I chose to let myself believe that being asked to make the garland that my teacher would be placing, upon arrival at airport baggage pick up, over this esteemed guest’s head was one of the ultimate honours I, or anyone, would ever be bestowed in this life.
I had brought a change of clothes to change into appropriate for a kind and respectful welcoming of such a yogic dignitary. I didn’t want to show up at the airport in my sweaty rehearsal/cleaning clothes and apron.
All these details of the evening are somehow insignificant yet important.
Upon arrival at the airport I easily located my teacher and a few more of his students. He had the garland that I had so carefully threaded, well protected in the plastic bag that I had put it in. As the “dignitary” entered the baggage claim area there was a small flurry of energy among us and, “but are we allowed to go past this point?”, “don’t take the plastic bag!!”, “Odette, put it the empty bag in the garbage.” We each flowed forward at our own comfort level towards this teacher of ancient knowledge. I realized that I might get to witness the moment of my Guru lovingly placing the garland over the visiting sadhu (Guru). A potentially loaded moment since I had made, and was so attached to the idea, that I had made that garland. My mind was taking me on quite a ride! By the time I had ‘flowed forward’ towards the entire honoured entourage my teacher had already arrived amongst them much earlier. At least two minutes earlier than I! Well, maybe one minute. I noticed that one of the esteemed one’s helper’s was carrying the garland haphazardly in one hand. Weird. Everyone gradually, in their own time , while waiting for luggage, began to get acquainted. Baggage conveyor belt jam. More time to get acquainted. At some point I got talking with two of the kirtan singers from France. It was utter sweetness for me to have an opportunity to converse in French with such sweet women. They were so generous and authentically kind.
The Guru’s garland was no longer on my mind.
Later, in the flow of the evening my Guru quietly appeared by my side. He explained to me that being given a gift or an honour, in this tradition, is not about about keeping it, or grasping. It is about that beautiful moment of exchange. If one keeps it, the essence of that moment is lost. So, in this tradition, one must pass the thing on. It’s not the thing, the garland, that is important. It is the exchange, the acknowledgement, the presence. I hope I am conveying that teaching accurately.

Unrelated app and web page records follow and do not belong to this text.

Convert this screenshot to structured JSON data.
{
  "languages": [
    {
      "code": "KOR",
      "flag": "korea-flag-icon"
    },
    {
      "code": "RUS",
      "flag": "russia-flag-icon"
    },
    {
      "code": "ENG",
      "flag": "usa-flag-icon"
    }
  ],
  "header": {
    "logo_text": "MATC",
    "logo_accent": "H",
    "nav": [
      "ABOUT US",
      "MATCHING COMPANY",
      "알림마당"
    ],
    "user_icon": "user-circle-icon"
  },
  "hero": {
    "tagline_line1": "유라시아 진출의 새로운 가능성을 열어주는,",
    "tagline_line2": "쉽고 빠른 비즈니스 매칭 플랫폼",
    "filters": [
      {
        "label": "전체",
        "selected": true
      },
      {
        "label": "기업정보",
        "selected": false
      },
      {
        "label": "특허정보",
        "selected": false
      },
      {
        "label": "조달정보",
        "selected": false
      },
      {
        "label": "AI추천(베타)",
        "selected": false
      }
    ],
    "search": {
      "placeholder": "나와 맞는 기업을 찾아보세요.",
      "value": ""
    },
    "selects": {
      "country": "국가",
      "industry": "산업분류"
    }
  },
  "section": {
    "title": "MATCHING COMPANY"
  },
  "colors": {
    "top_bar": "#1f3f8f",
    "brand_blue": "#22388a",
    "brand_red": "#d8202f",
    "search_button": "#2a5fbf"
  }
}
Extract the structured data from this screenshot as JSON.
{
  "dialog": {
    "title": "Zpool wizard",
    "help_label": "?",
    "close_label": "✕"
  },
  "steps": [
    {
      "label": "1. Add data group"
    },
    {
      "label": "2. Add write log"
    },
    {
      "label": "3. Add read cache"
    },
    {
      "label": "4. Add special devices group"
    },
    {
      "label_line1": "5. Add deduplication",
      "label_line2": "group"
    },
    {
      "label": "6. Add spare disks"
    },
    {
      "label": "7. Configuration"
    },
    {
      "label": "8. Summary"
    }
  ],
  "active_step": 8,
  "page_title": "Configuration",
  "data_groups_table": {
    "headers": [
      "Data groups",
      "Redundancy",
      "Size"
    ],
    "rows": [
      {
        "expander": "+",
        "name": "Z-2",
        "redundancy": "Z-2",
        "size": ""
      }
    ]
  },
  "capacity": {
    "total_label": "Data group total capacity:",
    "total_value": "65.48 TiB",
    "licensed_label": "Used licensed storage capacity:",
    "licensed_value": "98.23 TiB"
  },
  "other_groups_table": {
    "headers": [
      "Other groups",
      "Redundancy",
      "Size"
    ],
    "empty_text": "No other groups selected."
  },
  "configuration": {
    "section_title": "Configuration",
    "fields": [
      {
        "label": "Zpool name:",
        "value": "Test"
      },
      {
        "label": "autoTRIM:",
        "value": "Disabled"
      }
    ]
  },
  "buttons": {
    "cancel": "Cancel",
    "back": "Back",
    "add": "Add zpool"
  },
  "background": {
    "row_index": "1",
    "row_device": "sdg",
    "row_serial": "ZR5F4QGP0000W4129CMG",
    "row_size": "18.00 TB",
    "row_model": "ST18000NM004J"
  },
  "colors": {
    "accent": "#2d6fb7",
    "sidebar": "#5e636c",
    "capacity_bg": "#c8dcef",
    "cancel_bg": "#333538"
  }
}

Shortly thereafter I was assigned to drive two yogic travellers to their hotel. We had a lovely conversation in the car but the words, in hindsight, were external points of connection that were the tip of deeper feeling.
By the time I got home it was after midnight. The house was dark. My precious family all silently settled in bed. I passed the message of gratitude on to my beloved as we were half asleep, half awake, from my Guru and his beloved of their thanks to him for parenting and so much more, while I was not.
In the morning I awoke, before everyone as usual to shower and do Sadhana. What was that dream? I am swimming in such a vivid essence of something. What is that feeling that a dream can create, to haunt your day, good or bad? But it wasn’t a dream and I must thank my Guru again, again, again, again……